Even sadder? The apparent credulity of HuffPo’s Sam Stein and WaPo’s Ezra Klein that they’re serious. I guess, when there’s bad news on almost every front, sometimes it’s helpful to believe a lie that makes you feel good.
Think of it as a morale booster.
“The rules committee is going to start holding hearings on how to undo the filibuster rule,” said Schumer, who chairs the Senate Rules Committee. The New York Democrat told the Huffington Post after the speech that the hearings would take place two or three weeks from now…
“The filibuster has been abused. I believe that the Senate should be different than the House and will continue to be different than the House,” Reid said. “But we’re going to take a look at the filibuster. Next Congress, we’re going to take a look at it. We are likely to have to make some changes in it, because the Republicans have abused that just like the spitball was abused in baseball and the four-corner offense was abused in basketball.”
Reid’s embrace of filibuster reform comes after he previously threw cold water on the likelihood of getting the rules changed. His reference to the “next Congress” stands out. To change Senate rules in the middle of the session requires 67 votes, which Democrats clearly don’t have. But changing the rules at the beginning of the 112th Congress will require the chair to declare the Senate is in a new session and can legally draft new rules. That ruling would be made by Vice President Joe Biden, who has spoken out against the current abuse of the filibuster. The ruling can be appealed, but that appeal can be defeated with a simple majority vote.

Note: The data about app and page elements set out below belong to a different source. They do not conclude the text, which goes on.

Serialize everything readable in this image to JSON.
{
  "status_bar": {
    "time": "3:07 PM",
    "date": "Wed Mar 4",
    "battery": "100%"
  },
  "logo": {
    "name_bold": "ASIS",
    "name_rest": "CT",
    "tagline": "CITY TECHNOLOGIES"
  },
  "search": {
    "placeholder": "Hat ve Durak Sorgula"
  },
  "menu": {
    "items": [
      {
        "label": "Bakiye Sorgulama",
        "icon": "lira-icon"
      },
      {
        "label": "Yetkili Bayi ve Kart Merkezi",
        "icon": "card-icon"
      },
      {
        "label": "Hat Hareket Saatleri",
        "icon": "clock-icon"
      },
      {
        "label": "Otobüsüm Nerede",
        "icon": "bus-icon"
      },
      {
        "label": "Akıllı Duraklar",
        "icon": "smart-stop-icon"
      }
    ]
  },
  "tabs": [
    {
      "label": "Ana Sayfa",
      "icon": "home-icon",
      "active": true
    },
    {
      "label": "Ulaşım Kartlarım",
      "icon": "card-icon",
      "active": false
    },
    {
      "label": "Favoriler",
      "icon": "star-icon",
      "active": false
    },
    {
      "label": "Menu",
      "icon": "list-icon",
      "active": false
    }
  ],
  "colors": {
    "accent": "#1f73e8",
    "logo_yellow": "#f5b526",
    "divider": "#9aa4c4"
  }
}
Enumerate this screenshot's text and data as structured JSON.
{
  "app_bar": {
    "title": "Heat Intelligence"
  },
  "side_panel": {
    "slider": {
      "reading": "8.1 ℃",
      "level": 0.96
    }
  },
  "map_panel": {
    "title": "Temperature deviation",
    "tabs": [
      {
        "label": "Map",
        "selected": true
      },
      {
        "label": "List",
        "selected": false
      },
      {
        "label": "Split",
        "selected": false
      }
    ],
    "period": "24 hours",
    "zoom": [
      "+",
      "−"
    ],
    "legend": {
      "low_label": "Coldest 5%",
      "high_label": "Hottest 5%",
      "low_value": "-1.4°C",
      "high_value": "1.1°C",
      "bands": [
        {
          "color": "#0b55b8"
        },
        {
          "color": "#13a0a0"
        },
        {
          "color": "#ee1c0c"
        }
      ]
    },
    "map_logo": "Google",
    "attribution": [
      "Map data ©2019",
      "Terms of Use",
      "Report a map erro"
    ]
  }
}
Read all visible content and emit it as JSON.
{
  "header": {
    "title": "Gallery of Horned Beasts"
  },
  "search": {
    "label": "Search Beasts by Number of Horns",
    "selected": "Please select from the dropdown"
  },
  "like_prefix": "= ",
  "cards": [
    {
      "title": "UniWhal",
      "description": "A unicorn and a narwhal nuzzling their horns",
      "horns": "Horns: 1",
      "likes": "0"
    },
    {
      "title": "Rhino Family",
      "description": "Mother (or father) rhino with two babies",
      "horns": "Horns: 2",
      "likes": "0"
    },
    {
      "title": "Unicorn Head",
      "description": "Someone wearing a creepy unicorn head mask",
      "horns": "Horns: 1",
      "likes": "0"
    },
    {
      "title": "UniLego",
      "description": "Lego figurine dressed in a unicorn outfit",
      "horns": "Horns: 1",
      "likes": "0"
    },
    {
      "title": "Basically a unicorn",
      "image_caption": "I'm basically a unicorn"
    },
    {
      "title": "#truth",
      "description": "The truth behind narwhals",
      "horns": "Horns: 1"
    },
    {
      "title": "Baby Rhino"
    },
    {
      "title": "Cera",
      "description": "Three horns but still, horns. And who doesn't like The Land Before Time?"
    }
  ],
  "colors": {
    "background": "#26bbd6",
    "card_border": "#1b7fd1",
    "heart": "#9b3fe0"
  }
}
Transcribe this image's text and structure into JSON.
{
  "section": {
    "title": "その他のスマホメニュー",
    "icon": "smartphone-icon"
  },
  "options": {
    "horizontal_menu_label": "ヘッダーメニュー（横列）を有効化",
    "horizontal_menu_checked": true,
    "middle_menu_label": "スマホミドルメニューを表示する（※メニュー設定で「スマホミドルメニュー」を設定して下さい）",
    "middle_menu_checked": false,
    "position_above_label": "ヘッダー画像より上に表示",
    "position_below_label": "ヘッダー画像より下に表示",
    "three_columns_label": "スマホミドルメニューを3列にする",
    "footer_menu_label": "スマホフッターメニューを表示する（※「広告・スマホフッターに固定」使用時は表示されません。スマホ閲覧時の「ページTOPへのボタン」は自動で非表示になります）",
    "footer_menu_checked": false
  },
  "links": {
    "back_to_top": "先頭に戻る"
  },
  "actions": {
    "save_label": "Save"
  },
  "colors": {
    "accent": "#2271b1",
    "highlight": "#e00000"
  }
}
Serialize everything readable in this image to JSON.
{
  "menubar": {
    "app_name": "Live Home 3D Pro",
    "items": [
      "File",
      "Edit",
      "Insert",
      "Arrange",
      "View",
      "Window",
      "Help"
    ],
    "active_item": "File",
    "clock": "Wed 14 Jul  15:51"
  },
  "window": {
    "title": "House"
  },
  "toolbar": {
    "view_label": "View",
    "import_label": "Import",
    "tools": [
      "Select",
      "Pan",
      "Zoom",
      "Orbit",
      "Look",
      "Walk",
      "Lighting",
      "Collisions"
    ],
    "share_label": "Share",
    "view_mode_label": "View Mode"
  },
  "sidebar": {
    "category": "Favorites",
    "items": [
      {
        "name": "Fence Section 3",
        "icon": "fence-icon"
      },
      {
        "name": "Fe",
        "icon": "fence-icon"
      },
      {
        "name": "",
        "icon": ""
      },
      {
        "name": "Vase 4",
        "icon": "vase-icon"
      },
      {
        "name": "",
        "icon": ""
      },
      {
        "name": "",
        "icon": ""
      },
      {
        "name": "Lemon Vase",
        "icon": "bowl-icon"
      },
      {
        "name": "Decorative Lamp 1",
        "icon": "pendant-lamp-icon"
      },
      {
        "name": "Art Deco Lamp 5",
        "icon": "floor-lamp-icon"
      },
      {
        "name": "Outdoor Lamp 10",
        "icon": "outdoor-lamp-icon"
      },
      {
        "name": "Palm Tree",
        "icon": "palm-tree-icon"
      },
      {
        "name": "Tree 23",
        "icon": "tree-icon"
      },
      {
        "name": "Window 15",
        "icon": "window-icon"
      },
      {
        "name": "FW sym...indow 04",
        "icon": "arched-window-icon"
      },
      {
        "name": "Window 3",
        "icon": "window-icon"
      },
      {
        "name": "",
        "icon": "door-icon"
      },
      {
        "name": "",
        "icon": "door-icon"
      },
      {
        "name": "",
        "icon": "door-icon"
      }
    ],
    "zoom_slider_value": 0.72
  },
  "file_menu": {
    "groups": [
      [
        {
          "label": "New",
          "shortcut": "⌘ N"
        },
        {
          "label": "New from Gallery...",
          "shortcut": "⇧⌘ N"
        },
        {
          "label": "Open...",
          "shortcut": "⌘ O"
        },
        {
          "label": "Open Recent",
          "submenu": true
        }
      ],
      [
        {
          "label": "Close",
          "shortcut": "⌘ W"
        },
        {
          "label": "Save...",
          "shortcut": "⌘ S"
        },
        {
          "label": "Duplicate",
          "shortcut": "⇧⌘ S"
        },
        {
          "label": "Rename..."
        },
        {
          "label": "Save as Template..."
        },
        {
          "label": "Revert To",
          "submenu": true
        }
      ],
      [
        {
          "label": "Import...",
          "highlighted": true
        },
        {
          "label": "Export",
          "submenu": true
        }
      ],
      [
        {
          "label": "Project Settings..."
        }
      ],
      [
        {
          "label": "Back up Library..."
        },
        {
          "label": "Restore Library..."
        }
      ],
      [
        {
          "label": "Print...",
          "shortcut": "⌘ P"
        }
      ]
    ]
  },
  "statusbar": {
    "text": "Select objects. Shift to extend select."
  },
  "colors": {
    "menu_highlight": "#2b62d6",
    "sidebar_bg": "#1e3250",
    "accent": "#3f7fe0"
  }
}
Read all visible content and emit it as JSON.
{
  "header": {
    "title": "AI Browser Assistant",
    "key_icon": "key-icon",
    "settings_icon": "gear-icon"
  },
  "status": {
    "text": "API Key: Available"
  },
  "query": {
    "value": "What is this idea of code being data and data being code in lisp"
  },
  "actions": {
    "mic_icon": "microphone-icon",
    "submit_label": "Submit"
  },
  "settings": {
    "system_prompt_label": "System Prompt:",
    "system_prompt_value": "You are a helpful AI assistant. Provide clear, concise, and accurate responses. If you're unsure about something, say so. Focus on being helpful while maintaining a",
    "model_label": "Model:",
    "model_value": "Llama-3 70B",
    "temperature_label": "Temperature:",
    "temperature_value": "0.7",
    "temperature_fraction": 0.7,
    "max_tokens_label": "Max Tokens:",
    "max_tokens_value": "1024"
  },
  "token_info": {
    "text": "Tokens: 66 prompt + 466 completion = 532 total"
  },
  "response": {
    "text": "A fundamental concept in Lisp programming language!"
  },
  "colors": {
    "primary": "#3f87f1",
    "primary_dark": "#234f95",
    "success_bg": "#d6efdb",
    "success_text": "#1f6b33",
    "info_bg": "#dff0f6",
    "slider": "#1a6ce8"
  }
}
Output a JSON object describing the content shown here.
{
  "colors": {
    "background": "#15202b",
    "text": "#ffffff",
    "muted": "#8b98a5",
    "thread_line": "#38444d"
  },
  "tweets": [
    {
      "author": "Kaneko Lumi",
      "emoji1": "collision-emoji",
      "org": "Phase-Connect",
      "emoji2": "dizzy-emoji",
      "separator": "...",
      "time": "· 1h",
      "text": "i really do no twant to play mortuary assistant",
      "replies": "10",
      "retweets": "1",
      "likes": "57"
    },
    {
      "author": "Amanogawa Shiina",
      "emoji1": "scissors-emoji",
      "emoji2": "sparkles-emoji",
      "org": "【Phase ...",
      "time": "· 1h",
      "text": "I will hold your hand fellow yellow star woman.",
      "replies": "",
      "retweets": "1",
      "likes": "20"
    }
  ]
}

Klein notes that Reid seems keener on shortening the time frame for cloture votes than in eliminating the filibuster altogether, which makes more sense. But let’s indulge the repeal fantasy for a moment. They didn’t have the balls to do it when they had 60 seats and were convinced that 2008 had ushered in a new liberal realignment. But now, with voters trending conservative, the public recoiling at the ruthless partisanship of reconciliation, and the seven most vulnerable Senate seats this fall all held by Democrats, they’re going to start talking up some dicey new procedural strategy for next year — when they’ll be on the brink of being returned to the minority themselves in the next election cycle? No wonder cold feet are getting colder:
“Most people don’t want to do it,” said California Sen. Dianne Feinstein. “I wouldn’t waste time on process. I would spend more time on bringing about goodwill.”
“I wouldn’t get any rules changes right now,” said Senate Finance Committee Chairman Max Baucus. “You’ve got to really think through things like that.”
Sen. Joe Lieberman (I-Conn.) has spent a lot of time thinking about the filibuster — so much so that he joined Harkin in introducing a filibuster-reform measure in 1994…
But ask him about the filibuster now, and his response is more nuanced. “It wasn’t meant to be used for every bill,” Lieberman said last week. “On the other hand, I’d hate to lose it for the bills where it should be used.”…
“All this talk of getting rid of it is always just posturing,” said former Senate Parliamentarian Robert Dove, who gives Democrats “zero” chance of substantially reforming the filibuster now.
In other words, this threat is approximately as menacing as Kos’s threat to primary Dennis Kucinich for opposing ObamaCare, which was also taken seriously by HuffPo even though the filing deadline for running for federal office in Ohio passed last month. Exit quotation from Ace: “I … think it’s hysterical that Harry Reid still thinks he’ll be part of the next Congress.”